Slug and snail baits allow you to control their population. Place the bait near food plants as long as they don’t come in contact with any edible portions of the crop. Snares are best when moistened, but not water logged. Slugs and snails will also be attracted by these snares from several feet away.

You can also place small piles of bait under a slightly propped up board or use containers like cottage cheese or yogurt cartons. Make sure that the container is buried about halfway so that small amounts of commercial bait can be put in it, moistened with apple juice, orange juice or water.

Cut a hole in the lid to let them access it and place the lid on it. Food plants are usually placed around edges of your garden to keep slugs out any this may help.

Problem: Beet Leafminer

Lettuce pests - Beet Leafminer
The tell-tale track of the Leafminer lettuce pest (also attacks other vegetable leaves)

Affected Area: Leaf

Maggots feed between leaf surfaces and make winding trails that damage the tissue. As they grow, they may merge to create larger areas with light-colored blotched patterns. The maggots only eat for 1 to 3 weeks before pupating in either the soil or the leaf surface and emergence of flies takes 2 to 4 weeks thereafter.
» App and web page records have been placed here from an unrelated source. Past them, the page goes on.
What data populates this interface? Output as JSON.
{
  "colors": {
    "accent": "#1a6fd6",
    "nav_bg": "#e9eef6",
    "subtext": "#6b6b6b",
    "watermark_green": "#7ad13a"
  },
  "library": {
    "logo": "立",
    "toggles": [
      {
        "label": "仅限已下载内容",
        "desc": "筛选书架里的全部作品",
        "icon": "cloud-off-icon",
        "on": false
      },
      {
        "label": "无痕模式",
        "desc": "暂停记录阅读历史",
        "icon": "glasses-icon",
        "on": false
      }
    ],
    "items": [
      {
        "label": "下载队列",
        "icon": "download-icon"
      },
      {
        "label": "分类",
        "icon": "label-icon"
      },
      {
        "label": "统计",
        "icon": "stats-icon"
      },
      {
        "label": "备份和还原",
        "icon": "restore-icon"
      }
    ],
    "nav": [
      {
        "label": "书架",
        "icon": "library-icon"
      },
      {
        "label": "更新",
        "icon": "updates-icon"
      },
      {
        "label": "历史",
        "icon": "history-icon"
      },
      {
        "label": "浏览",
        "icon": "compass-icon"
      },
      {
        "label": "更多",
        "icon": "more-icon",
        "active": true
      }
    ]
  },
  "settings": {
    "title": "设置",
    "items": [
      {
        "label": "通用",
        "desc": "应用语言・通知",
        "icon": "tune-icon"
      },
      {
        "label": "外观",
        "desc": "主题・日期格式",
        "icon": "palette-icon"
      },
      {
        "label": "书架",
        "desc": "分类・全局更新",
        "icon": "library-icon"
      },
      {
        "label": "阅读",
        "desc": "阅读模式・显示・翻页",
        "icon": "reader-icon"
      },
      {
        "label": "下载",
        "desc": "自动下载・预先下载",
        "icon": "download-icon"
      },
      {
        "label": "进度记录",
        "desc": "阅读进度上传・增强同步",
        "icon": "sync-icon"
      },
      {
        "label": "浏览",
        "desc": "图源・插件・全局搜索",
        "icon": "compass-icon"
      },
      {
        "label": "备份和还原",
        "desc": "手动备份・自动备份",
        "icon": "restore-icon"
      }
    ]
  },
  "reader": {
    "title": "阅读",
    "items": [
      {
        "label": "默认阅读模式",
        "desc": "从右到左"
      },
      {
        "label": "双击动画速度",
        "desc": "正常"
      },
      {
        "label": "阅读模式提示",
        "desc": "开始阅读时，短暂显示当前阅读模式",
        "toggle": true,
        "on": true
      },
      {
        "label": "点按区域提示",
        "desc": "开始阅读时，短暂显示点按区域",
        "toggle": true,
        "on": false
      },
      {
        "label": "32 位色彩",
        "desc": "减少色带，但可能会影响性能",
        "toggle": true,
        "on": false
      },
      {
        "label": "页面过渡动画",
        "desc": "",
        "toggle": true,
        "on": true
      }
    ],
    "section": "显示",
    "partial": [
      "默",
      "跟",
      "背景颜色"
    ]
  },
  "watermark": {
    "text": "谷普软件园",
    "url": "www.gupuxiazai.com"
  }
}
To control the population of this fly, remove and dispose of infested leaves. Floating row covers may be used to screen out the fly’s eggs. To reduce local populations host weeds like lambs quarter.
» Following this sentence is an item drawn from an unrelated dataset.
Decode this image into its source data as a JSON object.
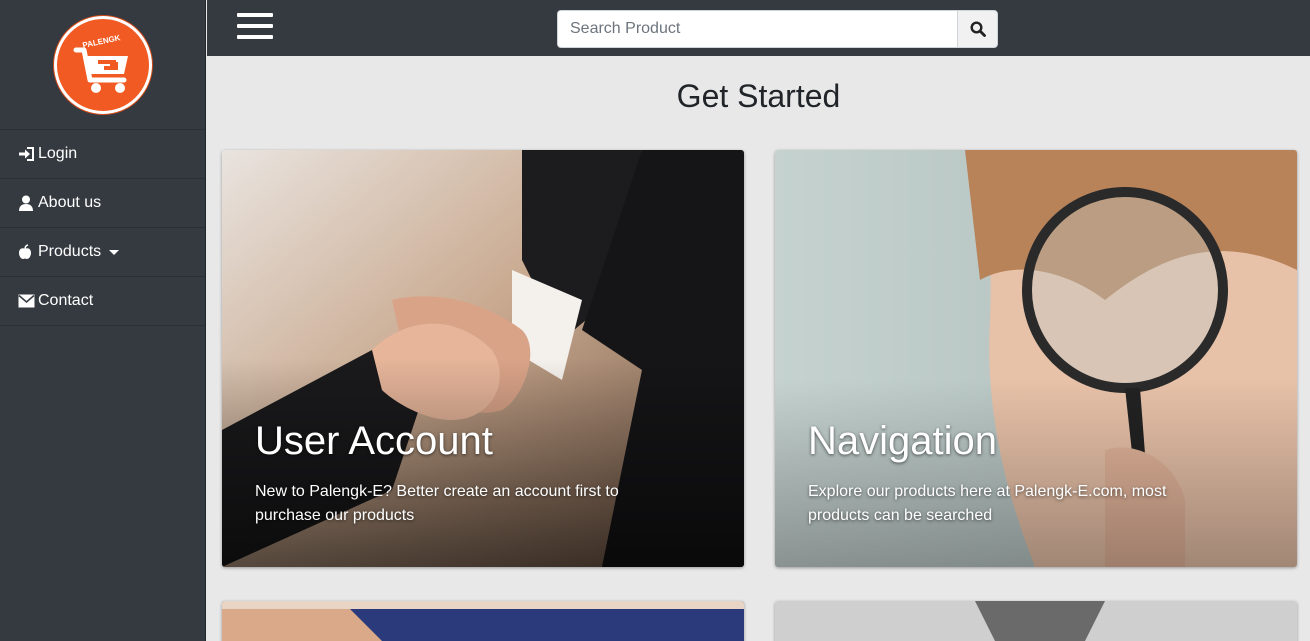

Problem: Cabbage worms, Cabbage loopers

Affected Area: Leaf

Loopers is the name of a type of caterpillar; they are generally green or greyish and take on the color of their host plant. The looper eventually develops into a white- or yellow-winged butterfly, often seen fluttering around plants. Loopers feed on the bottom side of leaves and will sometimes strip plants, leaving them bare to starve and die.
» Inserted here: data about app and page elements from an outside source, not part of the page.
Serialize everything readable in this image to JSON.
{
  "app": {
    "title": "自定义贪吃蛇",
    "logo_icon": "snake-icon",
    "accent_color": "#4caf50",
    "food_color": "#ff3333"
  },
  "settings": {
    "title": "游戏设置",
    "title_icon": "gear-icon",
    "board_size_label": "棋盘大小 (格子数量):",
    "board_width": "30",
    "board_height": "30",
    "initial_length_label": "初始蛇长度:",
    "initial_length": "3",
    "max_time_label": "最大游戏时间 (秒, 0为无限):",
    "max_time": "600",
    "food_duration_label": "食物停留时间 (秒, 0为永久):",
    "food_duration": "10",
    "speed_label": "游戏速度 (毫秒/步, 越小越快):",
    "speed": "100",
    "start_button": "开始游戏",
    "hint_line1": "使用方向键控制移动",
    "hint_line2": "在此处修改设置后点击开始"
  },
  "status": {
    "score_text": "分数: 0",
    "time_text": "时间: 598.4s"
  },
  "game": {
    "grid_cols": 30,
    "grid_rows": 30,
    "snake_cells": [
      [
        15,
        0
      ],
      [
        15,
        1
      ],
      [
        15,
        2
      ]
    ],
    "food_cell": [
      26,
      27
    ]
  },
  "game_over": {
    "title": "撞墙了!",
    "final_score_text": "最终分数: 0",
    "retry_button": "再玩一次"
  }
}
To control caterpillars, you need to spray in the spring with Bacillus thuringiensis (Bt)—available as Dipel or Thuricide. Cover the foliage, usually with remay.

Problem: Downy mildew

Affected Area: Leaf

Description: Lettuce that has an upper leaf surface with yellow-green parts and an underside with softly white roughness.

Plant lettuce varieties that are resistant to pests

Problem: Damping off

Affected Area: Seedling

Description: Strange mold found on new seedlings beginning to rot.

Solution: Preventing your lettuce from getting waterlogged.

Lettuce diseases and pests PDF

Other resources relating to growing lettuce in your garden

A guide to planting, growing & harvesting lettuce

Growing Lettuce: Planting, Growing, and Harvesting Lettuce

How to grow lettuce: plant and care for lettuce varieties | Country

Clarisse Walters
Essential Garden Guide